### Exercise
The entries must be retyped exactly, down to the last line.

### Provided information

■ ■ ■ ■ ■ ■ ■

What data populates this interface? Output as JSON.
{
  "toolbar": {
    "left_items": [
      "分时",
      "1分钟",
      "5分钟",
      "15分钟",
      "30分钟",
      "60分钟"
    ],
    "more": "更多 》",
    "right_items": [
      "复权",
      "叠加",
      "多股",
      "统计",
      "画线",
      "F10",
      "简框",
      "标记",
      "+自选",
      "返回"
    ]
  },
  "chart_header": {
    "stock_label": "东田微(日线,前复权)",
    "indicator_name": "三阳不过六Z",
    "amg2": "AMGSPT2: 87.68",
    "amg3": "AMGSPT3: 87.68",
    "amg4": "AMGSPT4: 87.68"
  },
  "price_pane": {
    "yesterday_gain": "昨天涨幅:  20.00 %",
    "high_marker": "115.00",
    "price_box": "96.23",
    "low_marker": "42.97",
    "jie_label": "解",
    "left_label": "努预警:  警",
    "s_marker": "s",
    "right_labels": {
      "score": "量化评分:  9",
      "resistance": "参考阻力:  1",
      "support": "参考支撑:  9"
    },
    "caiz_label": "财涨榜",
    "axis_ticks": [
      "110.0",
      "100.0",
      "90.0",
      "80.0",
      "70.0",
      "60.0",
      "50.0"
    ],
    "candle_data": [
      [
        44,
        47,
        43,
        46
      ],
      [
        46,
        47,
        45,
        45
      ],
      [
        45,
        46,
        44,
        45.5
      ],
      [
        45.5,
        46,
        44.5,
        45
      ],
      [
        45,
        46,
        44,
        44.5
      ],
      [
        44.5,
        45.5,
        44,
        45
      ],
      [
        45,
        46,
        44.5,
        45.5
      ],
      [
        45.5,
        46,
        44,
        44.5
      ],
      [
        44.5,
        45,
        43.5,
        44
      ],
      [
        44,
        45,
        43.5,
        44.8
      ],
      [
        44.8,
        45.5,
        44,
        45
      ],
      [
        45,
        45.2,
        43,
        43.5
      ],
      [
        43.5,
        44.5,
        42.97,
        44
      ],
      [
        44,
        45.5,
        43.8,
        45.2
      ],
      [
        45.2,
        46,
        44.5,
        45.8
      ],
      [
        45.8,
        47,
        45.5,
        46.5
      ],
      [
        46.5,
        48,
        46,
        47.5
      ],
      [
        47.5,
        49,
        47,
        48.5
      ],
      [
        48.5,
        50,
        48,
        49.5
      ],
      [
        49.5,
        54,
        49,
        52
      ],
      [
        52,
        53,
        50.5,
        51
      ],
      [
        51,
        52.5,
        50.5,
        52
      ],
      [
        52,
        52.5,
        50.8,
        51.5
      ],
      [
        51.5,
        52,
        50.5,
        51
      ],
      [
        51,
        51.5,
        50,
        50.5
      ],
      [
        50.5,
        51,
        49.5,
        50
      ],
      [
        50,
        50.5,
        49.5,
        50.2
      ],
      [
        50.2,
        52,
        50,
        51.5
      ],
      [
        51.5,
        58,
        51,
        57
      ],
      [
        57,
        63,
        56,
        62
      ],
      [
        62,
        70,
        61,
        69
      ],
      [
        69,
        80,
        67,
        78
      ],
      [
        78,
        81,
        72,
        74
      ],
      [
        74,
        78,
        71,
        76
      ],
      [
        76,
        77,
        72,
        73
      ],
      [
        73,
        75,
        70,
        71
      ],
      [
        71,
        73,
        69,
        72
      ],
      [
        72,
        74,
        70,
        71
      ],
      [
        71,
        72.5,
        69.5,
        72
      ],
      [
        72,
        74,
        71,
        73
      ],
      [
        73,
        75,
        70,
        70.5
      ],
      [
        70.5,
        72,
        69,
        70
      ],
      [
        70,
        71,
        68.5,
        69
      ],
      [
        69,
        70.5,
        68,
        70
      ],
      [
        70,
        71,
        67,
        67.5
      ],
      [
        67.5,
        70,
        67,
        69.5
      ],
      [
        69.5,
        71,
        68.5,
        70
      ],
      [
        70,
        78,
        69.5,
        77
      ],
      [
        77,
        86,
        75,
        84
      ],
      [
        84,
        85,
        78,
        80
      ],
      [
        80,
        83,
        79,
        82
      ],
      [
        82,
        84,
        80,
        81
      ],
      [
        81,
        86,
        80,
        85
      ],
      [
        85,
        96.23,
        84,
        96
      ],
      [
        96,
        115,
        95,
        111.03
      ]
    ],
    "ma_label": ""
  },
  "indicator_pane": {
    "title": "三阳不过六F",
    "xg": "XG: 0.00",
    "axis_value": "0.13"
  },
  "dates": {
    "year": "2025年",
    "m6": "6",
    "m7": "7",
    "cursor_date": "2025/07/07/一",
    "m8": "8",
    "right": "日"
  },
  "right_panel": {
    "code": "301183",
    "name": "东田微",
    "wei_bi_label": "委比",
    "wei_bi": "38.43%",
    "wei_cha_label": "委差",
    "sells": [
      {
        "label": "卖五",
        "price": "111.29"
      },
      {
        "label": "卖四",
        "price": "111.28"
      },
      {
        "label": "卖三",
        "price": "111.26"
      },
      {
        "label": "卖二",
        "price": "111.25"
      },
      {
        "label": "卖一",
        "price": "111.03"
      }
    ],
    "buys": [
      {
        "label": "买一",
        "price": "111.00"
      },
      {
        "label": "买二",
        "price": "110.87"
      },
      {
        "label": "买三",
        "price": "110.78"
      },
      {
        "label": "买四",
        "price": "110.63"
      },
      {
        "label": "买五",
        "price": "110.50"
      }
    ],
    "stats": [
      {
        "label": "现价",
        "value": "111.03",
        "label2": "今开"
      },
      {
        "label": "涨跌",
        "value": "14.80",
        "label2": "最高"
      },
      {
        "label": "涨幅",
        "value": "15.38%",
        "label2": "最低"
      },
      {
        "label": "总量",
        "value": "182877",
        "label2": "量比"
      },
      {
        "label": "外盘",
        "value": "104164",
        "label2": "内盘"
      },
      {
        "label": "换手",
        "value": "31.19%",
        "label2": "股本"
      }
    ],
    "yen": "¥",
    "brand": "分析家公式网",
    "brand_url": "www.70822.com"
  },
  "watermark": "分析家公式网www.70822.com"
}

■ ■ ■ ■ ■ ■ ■

### Exercise solution
What data populates this interface? Output as JSON.
{
  "toolbar": {
    "left_items": [
      "分时",
      "1分钟",
      "5分钟",
      "15分钟",
      "30分钟",
      "60分钟"
    ],
    "more": "更多 》",
    "right_items": [
      "复权",
      "叠加",
      "多股",
      "统计",
      "画线",
      "F10",
      "简框",
      "标记",
      "+自选",
      "返回"
    ]
  },
  "chart_header": {
    "stock_label": "东田微(日线,前复权)",
    "indicator_name": "三阳不过六Z",
    "amg2": "AMGSPT2: 87.68",
    "amg3": "AMGSPT3: 87.68",
    "amg4": "AMGSPT4: 87.68"
  },
  "price_pane": {
    "yesterday_gain": "昨天涨幅:  20.00 %",
    "high_marker": "115.00",
    "price_box": "96.23",
    "low_marker": "42.97",
    "jie_label": "解",
    "left_label": "努预警:  警",
    "s_marker": "s",
    "right_labels": {
      "score": "量化评分:  9",
      "resistance": "参考阻力:  1",
      "support": "参考支撑:  9"
    },
    "caiz_label": "财涨榜",
    "axis_ticks": [
      "110.0",
      "100.0",
      "90.0",
      "80.0",
      "70.0",
      "60.0",
      "50.0"
    ],
    "candle_data": [
      [
        44,
        47,
        43,
        46
      ],
      [
        46,
        47,
        45,
        45
      ],
      [
        45,
        46,
        44,
        45.5
      ],
      [
        45.5,
        46,
        44.5,
        45
      ],
      [
        45,
        46,
        44,
        44.5
      ],
      [
        44.5,
        45.5,
        44,
        45
      ],
      [
        45,
        46,
        44.5,
        45.5
      ],
      [
        45.5,
        46,
        44,
        44.5
      ],
      [
        44.5,
        45,
        43.5,
        44
      ],
      [
        44,
        45,
        43.5,
        44.8
      ],
      [
        44.8,
        45.5,
        44,
        45
      ],
      [
        45,
        45.2,
        43,
        43.5
      ],
      [
        43.5,
        44.5,
        42.97,
        44
      ],
      [
        44,
        45.5,
        43.8,
        45.2
      ],
      [
        45.2,
        46,
        44.5,
        45.8
      ],
      [
        45.8,
        47,
        45.5,
        46.5
      ],
      [
        46.5,
        48,
        46,
        47.5
      ],
      [
        47.5,
        49,
        47,
        48.5
      ],
      [
        48.5,
        50,
        48,
        49.5
      ],
      [
        49.5,
        54,
        49,
        52
      ],
      [
        52,
        53,
        50.5,
        51
      ],
      [
        51,
        52.5,
        50.5,
        52
      ],
      [
        52,
        52.5,
        50.8,
        51.5
      ],
      [
        51.5,
        52,
        50.5,
        51
      ],
      [
        51,
        51.5,
        50,
        50.5
      ],
      [
        50.5,
        51,
        49.5,
        50
      ],
      [
        50,
        50.5,
        49.5,
        50.2
      ],
      [
        50.2,
        52,
        50,
        51.5
      ],
      [
        51.5,
        58,
        51,
        57
      ],
      [
        57,
        63,
        56,
        62
      ],
      [
        62,
        70,
        61,
        69
      ],
      [
        69,
        80,
        67,
        78
      ],
      [
        78,
        81,
        72,
        74
      ],
      [
        74,
        78,
        71,
        76
      ],
      [
        76,
        77,
        72,
        73
      ],
      [
        73,
        75,
        70,
        71
      ],
      [
        71,
        73,
        69,
        72
      ],
      [
        72,
        74,
        70,
        71
      ],
      [
        71,
        72.5,
        69.5,
        72
      ],
      [
        72,
        74,
        71,
        73
      ],
      [
        73,
        75,
        70,
        70.5
      ],
      [
        70.5,
        72,
        69,
        70
      ],
      [
        70,
        71,
        68.5,
        69
      ],
      [
        69,
        70.5,
        68,
        70
      ],
      [
        70,
        71,
        67,
        67.5
      ],
      [
        67.5,
        70,
        67,
        69.5
      ],
      [
        69.5,
        71,
        68.5,
        70
      ],
      [
        70,
        78,
        69.5,
        77
      ],
      [
        77,
        86,
        75,
        84
      ],
      [
        84,
        85,
        78,
        80
      ],
      [
        80,
        83,
        79,
        82
      ],
      [
        82,
        84,
        80,
        81
      ],
      [
        81,
        86,
        80,
        85
      ],
      [
        85,
        96.23,
        84,
        96
      ],
      [
        96,
        115,
        95,
        111.03
      ]
    ],
    "ma_label": ""
  },
  "indicator_pane": {
    "title": "三阳不过六F",
    "xg": "XG: 0.00",
    "axis_value": "0.13"
  },
  "dates": {
    "year": "2025年",
    "m6": "6",
    "m7": "7",
    "cursor_date": "2025/07/07/一",
    "m8": "8",
    "right": "日"
  },
  "right_panel": {
    "code": "301183",
    "name": "东田微",
    "wei_bi_label": "委比",
    "wei_bi": "38.43%",
    "wei_cha_label": "委差",
    "sells": [
      {
        "label": "卖五",
        "price": "111.29"
      },
      {
        "label": "卖四",
        "price": "111.28"
      },
      {
        "label": "卖三",
        "price": "111.26"
      },
      {
        "label": "卖二",
        "price": "111.25"
      },
      {
        "label": "卖一",
        "price": "111.03"
      }
    ],
    "buys": [
      {
        "label": "买一",
        "price": "111.00"
      },
      {
        "label": "买二",
        "price": "110.87"
      },
      {
        "label": "买三",
        "price": "110.78"
      },
      {
        "label": "买四",
        "price": "110.63"
      },
      {
        "label": "买五",
        "price": "110.50"
      }
    ],
    "stats": [
      {
        "label": "现价",
        "value": "111.03",
        "label2": "今开"
      },
      {
        "label": "涨跌",
        "value": "14.80",
        "label2": "最高"
      },
      {
        "label": "涨幅",
        "value": "15.38%",
        "label2": "最低"
      },
      {
        "label": "总量",
        "value": "182877",
        "label2": "量比"
      },
      {
        "label": "外盘",
        "value": "104164",
        "label2": "内盘"
      },
      {
        "label": "换手",
        "value": "31.19%",
        "label2": "股本"
      }
    ],
    "yen": "¥",
    "brand": "分析家公式网",
    "brand_url": "www.70822.com"
  },
  "watermark": "分析家公式网www.70822.com"
}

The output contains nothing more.